Data for the task section start

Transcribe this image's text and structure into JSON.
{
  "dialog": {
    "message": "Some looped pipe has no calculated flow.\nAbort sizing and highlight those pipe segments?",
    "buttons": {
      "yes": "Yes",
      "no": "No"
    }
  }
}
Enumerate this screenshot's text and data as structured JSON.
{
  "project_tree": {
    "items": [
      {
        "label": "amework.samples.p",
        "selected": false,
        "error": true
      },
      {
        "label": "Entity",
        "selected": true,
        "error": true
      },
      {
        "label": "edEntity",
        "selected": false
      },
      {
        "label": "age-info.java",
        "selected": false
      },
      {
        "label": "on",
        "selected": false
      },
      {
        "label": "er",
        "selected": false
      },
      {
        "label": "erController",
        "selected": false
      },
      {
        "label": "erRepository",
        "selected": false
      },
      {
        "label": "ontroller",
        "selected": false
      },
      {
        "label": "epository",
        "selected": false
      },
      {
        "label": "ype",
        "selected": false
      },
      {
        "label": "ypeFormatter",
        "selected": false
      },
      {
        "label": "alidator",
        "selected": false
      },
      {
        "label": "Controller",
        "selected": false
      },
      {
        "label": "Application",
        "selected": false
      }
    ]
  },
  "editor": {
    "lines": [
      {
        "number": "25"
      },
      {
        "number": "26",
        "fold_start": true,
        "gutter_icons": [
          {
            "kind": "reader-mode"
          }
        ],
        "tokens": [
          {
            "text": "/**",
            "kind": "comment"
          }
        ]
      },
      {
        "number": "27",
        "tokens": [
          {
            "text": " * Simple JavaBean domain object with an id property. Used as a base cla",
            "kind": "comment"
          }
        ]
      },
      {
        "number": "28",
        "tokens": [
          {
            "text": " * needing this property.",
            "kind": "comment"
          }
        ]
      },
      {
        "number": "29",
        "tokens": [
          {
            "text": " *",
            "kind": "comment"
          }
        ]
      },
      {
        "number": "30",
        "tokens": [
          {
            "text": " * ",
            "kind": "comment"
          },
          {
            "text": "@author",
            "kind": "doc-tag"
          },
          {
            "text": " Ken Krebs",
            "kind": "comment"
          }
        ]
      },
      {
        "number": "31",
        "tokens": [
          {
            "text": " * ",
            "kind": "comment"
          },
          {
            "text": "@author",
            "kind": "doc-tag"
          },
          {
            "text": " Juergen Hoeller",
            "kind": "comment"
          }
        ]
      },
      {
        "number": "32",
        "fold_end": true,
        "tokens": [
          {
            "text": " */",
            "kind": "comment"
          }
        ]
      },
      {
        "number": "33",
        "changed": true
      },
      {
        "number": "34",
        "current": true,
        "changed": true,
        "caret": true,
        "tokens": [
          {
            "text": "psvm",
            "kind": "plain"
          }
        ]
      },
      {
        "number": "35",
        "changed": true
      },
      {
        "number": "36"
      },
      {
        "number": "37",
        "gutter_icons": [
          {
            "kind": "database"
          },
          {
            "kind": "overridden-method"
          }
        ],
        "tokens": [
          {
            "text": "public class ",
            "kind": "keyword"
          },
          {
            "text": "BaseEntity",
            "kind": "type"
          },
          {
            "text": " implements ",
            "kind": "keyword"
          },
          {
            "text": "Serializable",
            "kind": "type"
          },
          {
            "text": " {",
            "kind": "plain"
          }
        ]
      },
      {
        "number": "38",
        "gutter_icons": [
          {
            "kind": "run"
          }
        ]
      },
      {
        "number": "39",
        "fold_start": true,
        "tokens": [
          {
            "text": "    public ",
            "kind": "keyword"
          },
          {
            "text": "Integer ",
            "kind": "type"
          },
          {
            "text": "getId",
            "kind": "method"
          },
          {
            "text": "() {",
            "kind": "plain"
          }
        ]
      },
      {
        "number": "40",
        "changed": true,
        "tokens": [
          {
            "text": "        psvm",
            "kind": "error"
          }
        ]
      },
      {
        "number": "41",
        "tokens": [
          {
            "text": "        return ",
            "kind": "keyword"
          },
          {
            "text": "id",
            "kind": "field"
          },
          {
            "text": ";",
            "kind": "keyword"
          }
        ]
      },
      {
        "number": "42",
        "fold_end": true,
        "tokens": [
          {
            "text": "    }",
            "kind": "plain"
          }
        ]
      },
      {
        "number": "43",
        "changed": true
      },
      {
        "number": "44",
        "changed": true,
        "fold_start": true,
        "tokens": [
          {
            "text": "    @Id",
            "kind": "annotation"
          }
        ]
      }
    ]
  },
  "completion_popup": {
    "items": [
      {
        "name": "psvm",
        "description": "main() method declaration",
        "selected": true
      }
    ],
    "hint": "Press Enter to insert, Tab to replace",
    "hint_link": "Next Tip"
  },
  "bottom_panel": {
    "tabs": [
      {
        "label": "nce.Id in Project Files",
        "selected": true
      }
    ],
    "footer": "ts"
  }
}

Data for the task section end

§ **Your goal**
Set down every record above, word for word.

§ **Task response**
Transcribe this image's text and structure into JSON.
{
  "dialog": {
    "message": "Some looped pipe has no calculated flow.\nAbort sizing and highlight those pipe segments?",
    "buttons": {
      "yes": "Yes",
      "no": "No"
    }
  }
}
Enumerate this screenshot's text and data as structured JSON.
{
  "project_tree": {
    "items": [
      {
        "label": "amework.samples.p",
        "selected": false,
        "error": true
      },
      {
        "label": "Entity",
        "selected": true,
        "error": true
      },
      {
        "label": "edEntity",
        "selected": false
      },
      {
        "label": "age-info.java",
        "selected": false
      },
      {
        "label": "on",
        "selected": false
      },
      {
        "label": "er",
        "selected": false
      },
      {
        "label": "erController",
        "selected": false
      },
      {
        "label": "erRepository",
        "selected": false
      },
      {
        "label": "ontroller",
        "selected": false
      },
      {
        "label": "epository",
        "selected": false
      },
      {
        "label": "ype",
        "selected": false
      },
      {
        "label": "ypeFormatter",
        "selected": false
      },
      {
        "label": "alidator",
        "selected": false
      },
      {
        "label": "Controller",
        "selected": false
      },
      {
        "label": "Application",
        "selected": false
      }
    ]
  },
  "editor": {
    "lines": [
      {
        "number": "25"
      },
      {
        "number": "26",
        "fold_start": true,
        "gutter_icons": [
          {
            "kind": "reader-mode"
          }
        ],
        "tokens": [
          {
            "text": "/**",
            "kind": "comment"
          }
        ]
      },
      {
        "number": "27",
        "tokens": [
          {
            "text": " * Simple JavaBean domain object with an id property. Used as a base cla",
            "kind": "comment"
          }
        ]
      },
      {
        "number": "28",
        "tokens": [
          {
            "text": " * needing this property.",
            "kind": "comment"
          }
        ]
      },
      {
        "number": "29",
        "tokens": [
          {
            "text": " *",
            "kind": "comment"
          }
        ]
      },
      {
        "number": "30",
        "tokens": [
          {
            "text": " * ",
            "kind": "comment"
          },
          {
            "text": "@author",
            "kind": "doc-tag"
          },
          {
            "text": " Ken Krebs",
            "kind": "comment"
          }
        ]
      },
      {
        "number": "31",
        "tokens": [
          {
            "text": " * ",
            "kind": "comment"
          },
          {
            "text": "@author",
            "kind": "doc-tag"
          },
          {
            "text": " Juergen Hoeller",
            "kind": "comment"
          }
        ]
      },
      {
        "number": "32",
        "fold_end": true,
        "tokens": [
          {
            "text": " */",
            "kind": "comment"
          }
        ]
      },
      {
        "number": "33",
        "changed": true
      },
      {
        "number": "34",
        "current": true,
        "changed": true,
        "caret": true,
        "tokens": [
          {
            "text": "psvm",
            "kind": "plain"
          }
        ]
      },
      {
        "number": "35",
        "changed": true
      },
      {
        "number": "36"
      },
      {
        "number": "37",
        "gutter_icons": [
          {
            "kind": "database"
          },
          {
            "kind": "overridden-method"
          }
        ],
        "tokens": [
          {
            "text": "public class ",
            "kind": "keyword"
          },
          {
            "text": "BaseEntity",
            "kind": "type"
          },
          {
            "text": " implements ",
            "kind": "keyword"
          },
          {
            "text": "Serializable",
            "kind": "type"
          },
          {
            "text": " {",
            "kind": "plain"
          }
        ]
      },
      {
        "number": "38",
        "gutter_icons": [
          {
            "kind": "run"
          }
        ]
      },
      {
        "number": "39",
        "fold_start": true,
        "tokens": [
          {
            "text": "    public ",
            "kind": "keyword"
          },
          {
            "text": "Integer ",
            "kind": "type"
          },
          {
            "text": "getId",
            "kind": "method"
          },
          {
            "text": "() {",
            "kind": "plain"
          }
        ]
      },
      {
        "number": "40",
        "changed": true,
        "tokens": [
          {
            "text": "        psvm",
            "kind": "error"
          }
        ]
      },
      {
        "number": "41",
        "tokens": [
          {
            "text": "        return ",
            "kind": "keyword"
          },
          {
            "text": "id",
            "kind": "field"
          },
          {
            "text": ";",
            "kind": "keyword"
          }
        ]
      },
      {
        "number": "42",
        "fold_end": true,
        "tokens": [
          {
            "text": "    }",
            "kind": "plain"
          }
        ]
      },
      {
        "number": "43",
        "changed": true
      },
      {
        "number": "44",
        "changed": true,
        "fold_start": true,
        "tokens": [
          {
            "text": "    @Id",
            "kind": "annotation"
          }
        ]
      }
    ]
  },
  "completion_popup": {
    "items": [
      {
        "name": "psvm",
        "description": "main() method declaration",
        "selected": true
      }
    ],
    "hint": "Press Enter to insert, Tab to replace",
    "hint_link": "Next Tip"
  },
  "bottom_panel": {
    "tabs": [
      {
        "label": "nce.Id in Project Files",
        "selected": true
      }
    ],
    "footer": "ts"
  }
}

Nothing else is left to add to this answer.